App and web page records
<<<<

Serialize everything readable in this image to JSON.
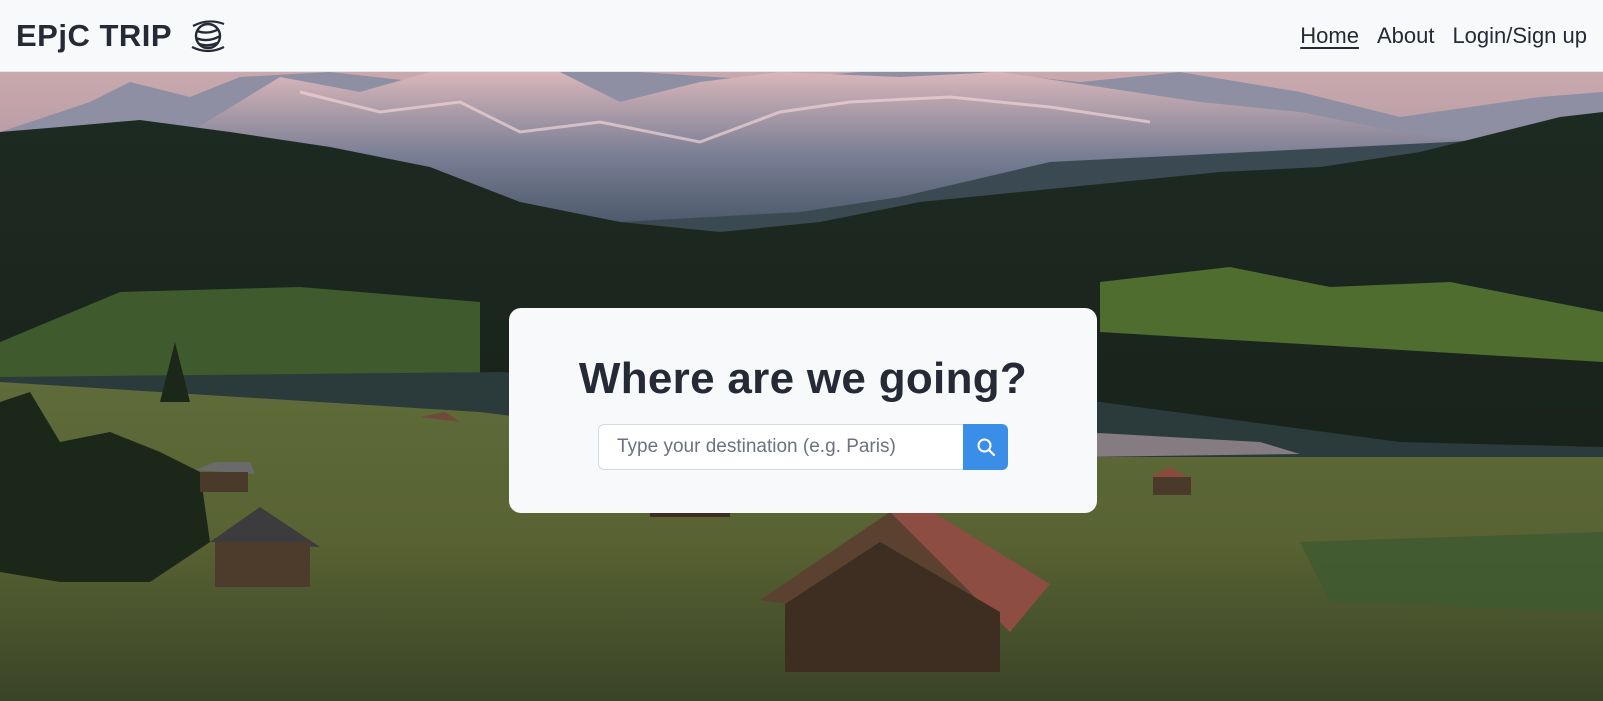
{
  "brand": {
    "name": "EPjC TRIP",
    "icon": "globe-icon"
  },
  "nav": {
    "items": [
      {
        "label": "Home",
        "active": true
      },
      {
        "label": "About",
        "active": false
      },
      {
        "label": "Login/Sign up",
        "active": false
      }
    ]
  },
  "hero": {
    "background": "mountain-lake-meadow-landscape-photo"
  },
  "search_card": {
    "title": "Where are we going?",
    "placeholder": "Type your destination (e.g. Paris)",
    "value": "",
    "button_icon": "search-icon"
  },
  "colors": {
    "navbar_bg": "#f8f9fa",
    "text_dark": "#252a36",
    "accent": "#3b8ee8"
  }
}
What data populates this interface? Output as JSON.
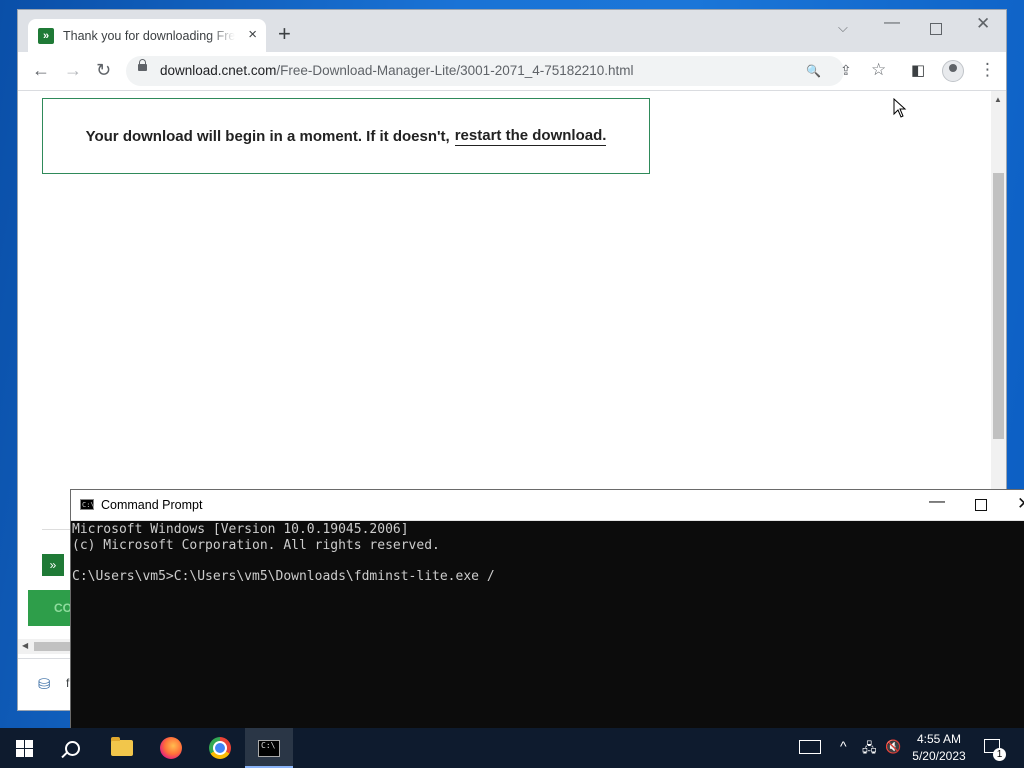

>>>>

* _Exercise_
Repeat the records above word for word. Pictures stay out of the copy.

* _Response box_
Serialize everything readable in this image to JSON.
{
  "brand": {
    "name": "EPjC TRIP",
    "icon": "globe-icon"
  },
  "nav": {
    "items": [
      {
        "label": "Home",
        "active": true
      },
      {
        "label": "About",
        "active": false
      },
      {
        "label": "Login/Sign up",
        "active": false
      }
    ]
  },
  "hero": {
    "background": "mountain-lake-meadow-landscape-photo"
  },
  "search_card": {
    "title": "Where are we going?",
    "placeholder": "Type your destination (e.g. Paris)",
    "value": "",
    "button_icon": "search-icon"
  },
  "colors": {
    "navbar_bg": "#f8f9fa",
    "text_dark": "#252a36",
    "accent": "#3b8ee8"
  }
}
What data populates this interface? Output as JSON.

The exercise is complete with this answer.